"""

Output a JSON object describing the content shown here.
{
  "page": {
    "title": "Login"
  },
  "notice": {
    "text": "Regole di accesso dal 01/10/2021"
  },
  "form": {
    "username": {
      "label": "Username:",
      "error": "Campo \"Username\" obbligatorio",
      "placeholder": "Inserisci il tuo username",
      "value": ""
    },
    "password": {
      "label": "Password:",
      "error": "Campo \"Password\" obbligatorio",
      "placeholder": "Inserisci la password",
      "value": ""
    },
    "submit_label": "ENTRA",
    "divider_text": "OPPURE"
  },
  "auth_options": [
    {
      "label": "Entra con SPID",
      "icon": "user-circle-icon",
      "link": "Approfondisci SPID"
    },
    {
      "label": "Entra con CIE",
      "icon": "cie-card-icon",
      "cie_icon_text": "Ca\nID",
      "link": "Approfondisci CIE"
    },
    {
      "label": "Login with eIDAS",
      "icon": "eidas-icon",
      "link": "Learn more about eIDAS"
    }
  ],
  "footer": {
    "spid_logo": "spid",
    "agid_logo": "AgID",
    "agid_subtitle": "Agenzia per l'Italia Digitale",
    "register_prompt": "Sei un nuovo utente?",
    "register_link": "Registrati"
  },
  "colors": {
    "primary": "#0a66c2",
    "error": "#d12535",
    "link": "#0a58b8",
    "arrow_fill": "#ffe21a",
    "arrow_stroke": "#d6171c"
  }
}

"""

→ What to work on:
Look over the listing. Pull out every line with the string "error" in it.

→ Answer:
      "error": "Campo \"Username\" obbligatorio",
      "error": "Campo \"Password\" obbligatorio",
    "error": "#d12535",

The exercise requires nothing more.